The obsession that Laura has for her glass ornaments is first eminent in scene two where she is seated in her delicate ivory chair, washing and polishing her collection. It is also in this scene where it is obvious that her mother has criticized her many times for her unusual fascination of the glass animals because at the sound her mother approaching, she nervously shoves away them away. And before entering the room, the mother, Amanda, peeks through the door to see what Laura is doing and "purses her lips, opens her eyes very wide, rolls them upward and shakes her head".
Amanda scorns Laura for deceiving her by pretending to go to business school even though she dropped out. Her reason was that "it frightened her so bad it made her sick in the stomach". Because Laura does not have the courage to live a normal sociable life, the glass animals in this scene represent her hopes and dreams of another life. This fantasy life that Laura longs for is probably why she thought she could get away with deceiving her mother about going to business school.

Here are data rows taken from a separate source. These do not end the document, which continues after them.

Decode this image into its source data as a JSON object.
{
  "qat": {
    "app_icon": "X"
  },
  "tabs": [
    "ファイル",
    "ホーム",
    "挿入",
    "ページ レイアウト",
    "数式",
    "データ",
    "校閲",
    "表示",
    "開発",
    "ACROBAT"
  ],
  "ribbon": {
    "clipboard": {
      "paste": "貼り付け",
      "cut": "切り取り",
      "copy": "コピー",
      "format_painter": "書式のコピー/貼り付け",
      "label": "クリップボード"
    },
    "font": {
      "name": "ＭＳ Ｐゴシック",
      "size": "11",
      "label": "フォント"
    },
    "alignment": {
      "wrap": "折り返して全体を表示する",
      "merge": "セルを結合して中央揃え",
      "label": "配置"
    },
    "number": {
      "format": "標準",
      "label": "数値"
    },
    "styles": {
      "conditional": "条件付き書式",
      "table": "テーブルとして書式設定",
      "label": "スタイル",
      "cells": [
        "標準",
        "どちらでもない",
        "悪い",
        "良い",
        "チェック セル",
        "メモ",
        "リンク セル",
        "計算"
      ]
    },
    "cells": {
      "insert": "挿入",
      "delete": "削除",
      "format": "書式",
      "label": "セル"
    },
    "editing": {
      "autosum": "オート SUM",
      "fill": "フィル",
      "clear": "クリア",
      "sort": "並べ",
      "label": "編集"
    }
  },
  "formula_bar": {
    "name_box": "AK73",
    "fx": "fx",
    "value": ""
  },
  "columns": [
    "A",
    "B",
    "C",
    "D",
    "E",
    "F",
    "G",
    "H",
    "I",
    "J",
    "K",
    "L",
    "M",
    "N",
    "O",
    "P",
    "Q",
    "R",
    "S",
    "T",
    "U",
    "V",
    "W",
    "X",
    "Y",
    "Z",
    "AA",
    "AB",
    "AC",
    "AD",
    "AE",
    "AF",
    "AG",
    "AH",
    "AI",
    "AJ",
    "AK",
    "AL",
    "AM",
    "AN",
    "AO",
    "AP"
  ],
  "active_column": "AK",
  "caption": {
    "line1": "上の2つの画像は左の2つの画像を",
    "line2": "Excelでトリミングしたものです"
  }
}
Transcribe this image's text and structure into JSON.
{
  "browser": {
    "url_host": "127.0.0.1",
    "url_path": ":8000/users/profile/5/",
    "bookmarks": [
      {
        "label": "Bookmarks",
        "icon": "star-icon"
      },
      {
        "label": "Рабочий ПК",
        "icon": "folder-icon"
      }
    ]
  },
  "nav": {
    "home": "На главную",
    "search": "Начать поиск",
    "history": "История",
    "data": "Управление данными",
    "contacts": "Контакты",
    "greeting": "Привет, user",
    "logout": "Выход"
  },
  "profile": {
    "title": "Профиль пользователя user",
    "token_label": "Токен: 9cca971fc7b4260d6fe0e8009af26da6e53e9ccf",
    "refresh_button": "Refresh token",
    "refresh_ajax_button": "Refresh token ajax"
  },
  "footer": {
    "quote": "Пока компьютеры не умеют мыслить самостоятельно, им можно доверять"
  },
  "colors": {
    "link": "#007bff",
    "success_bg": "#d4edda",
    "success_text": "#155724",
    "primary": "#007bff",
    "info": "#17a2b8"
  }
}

In scene three, the glass ornaments represent Laura's shattered emotion. Amanda and her son Tom get into a quarrel.